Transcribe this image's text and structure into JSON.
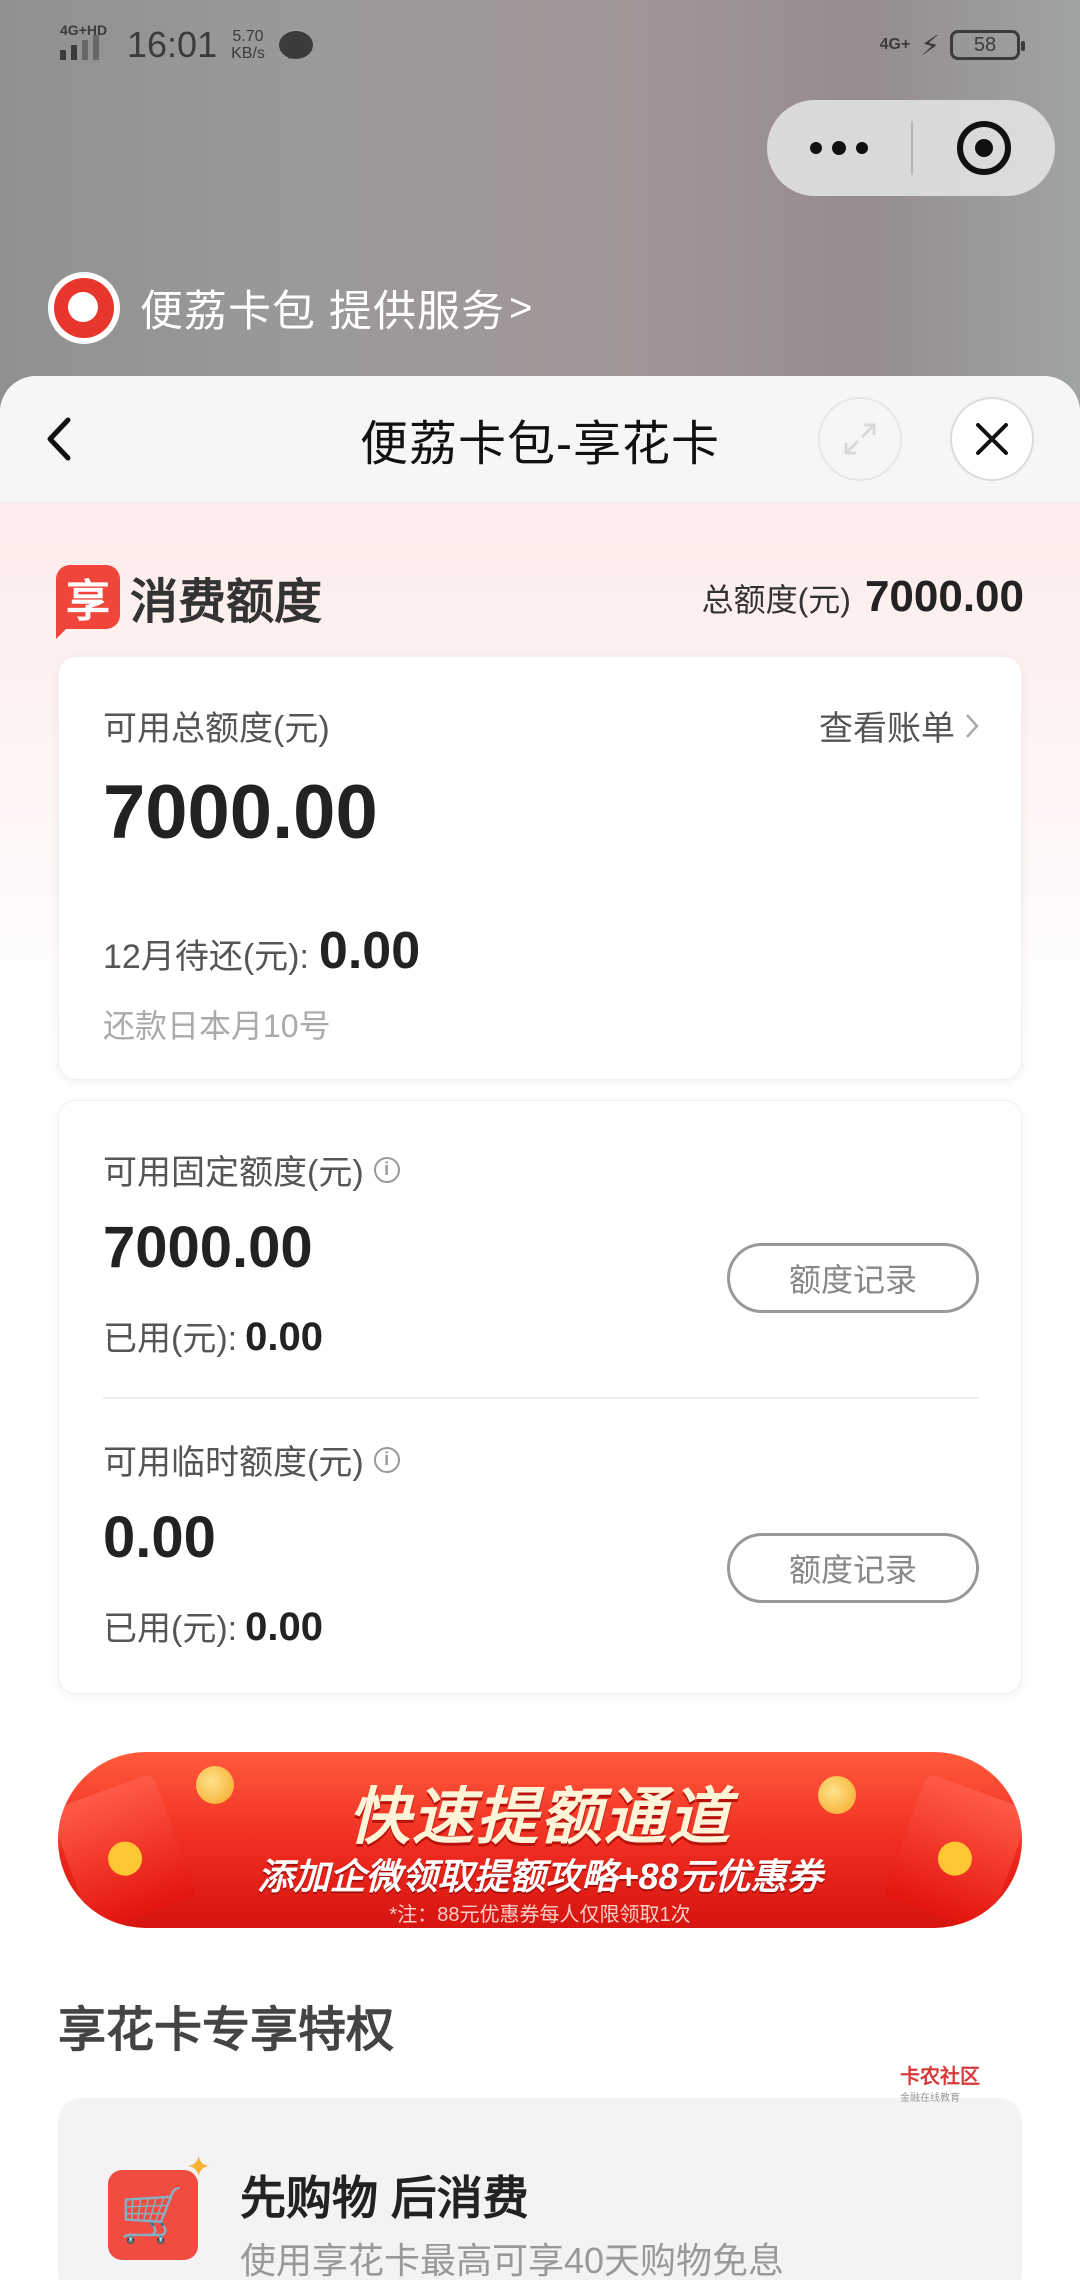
{
  "status_bar": {
    "network": "4G+HD",
    "time": "16:01",
    "speed_value": "5.70",
    "speed_unit": "KB/s",
    "network_right": "4G+",
    "battery": "58"
  },
  "provider": {
    "text": "便荔卡包 提供服务",
    "chevron": ">"
  },
  "nav": {
    "title": "便荔卡包-享花卡"
  },
  "quota": {
    "badge": "享",
    "title": "消费额度",
    "total_label": "总额度(元)",
    "total_value": "7000.00"
  },
  "available_card": {
    "label": "可用总额度(元)",
    "bill_link": "查看账单",
    "value": "7000.00",
    "due_label": "12月待还(元):",
    "due_value": "0.00",
    "repay_note": "还款日本月10号"
  },
  "fixed": {
    "label": "可用固定额度(元)",
    "value": "7000.00",
    "used_label": "已用(元):",
    "used_value": "0.00",
    "record_button": "额度记录"
  },
  "temporary": {
    "label": "可用临时额度(元)",
    "value": "0.00",
    "used_label": "已用(元):",
    "used_value": "0.00",
    "record_button": "额度记录"
  },
  "banner": {
    "title": "快速提额通道",
    "subtitle": "添加企微领取提额攻略+88元优惠券",
    "note": "*注：88元优惠券每人仅限领取1次"
  },
  "privileges": {
    "title": "享花卡专享特权",
    "items": [
      {
        "name": "先购物 后消费",
        "desc": "使用享花卡最高可享40天购物免息"
      }
    ]
  },
  "watermark": {
    "name": "卡农社区",
    "sub": "金融在线教育"
  },
  "colors": {
    "accent": "#f0453b",
    "banner_red": "#ee2b1f"
  }
}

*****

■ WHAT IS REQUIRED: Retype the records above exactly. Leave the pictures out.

■ TASK OUTPUT:
Transcribe this image's text and structure into JSON.
{
  "status_bar": {
    "network": "4G+HD",
    "time": "16:01",
    "speed_value": "5.70",
    "speed_unit": "KB/s",
    "network_right": "4G+",
    "battery": "58"
  },
  "provider": {
    "text": "便荔卡包 提供服务",
    "chevron": ">"
  },
  "nav": {
    "title": "便荔卡包-享花卡"
  },
  "quota": {
    "badge": "享",
    "title": "消费额度",
    "total_label": "总额度(元)",
    "total_value": "7000.00"
  },
  "available_card": {
    "label": "可用总额度(元)",
    "bill_link": "查看账单",
    "value": "7000.00",
    "due_label": "12月待还(元):",
    "due_value": "0.00",
    "repay_note": "还款日本月10号"
  },
  "fixed": {
    "label": "可用固定额度(元)",
    "value": "7000.00",
    "used_label": "已用(元):",
    "used_value": "0.00",
    "record_button": "额度记录"
  },
  "temporary": {
    "label": "可用临时额度(元)",
    "value": "0.00",
    "used_label": "已用(元):",
    "used_value": "0.00",
    "record_button": "额度记录"
  },
  "banner": {
    "title": "快速提额通道",
    "subtitle": "添加企微领取提额攻略+88元优惠券",
    "note": "*注：88元优惠券每人仅限领取1次"
  },
  "privileges": {
    "title": "享花卡专享特权",
    "items": [
      {
        "name": "先购物 后消费",
        "desc": "使用享花卡最高可享40天购物免息"
      }
    ]
  },
  "watermark": {
    "name": "卡农社区",
    "sub": "金融在线教育"
  },
  "colors": {
    "accent": "#f0453b",
    "banner_red": "#ee2b1f"
  }
}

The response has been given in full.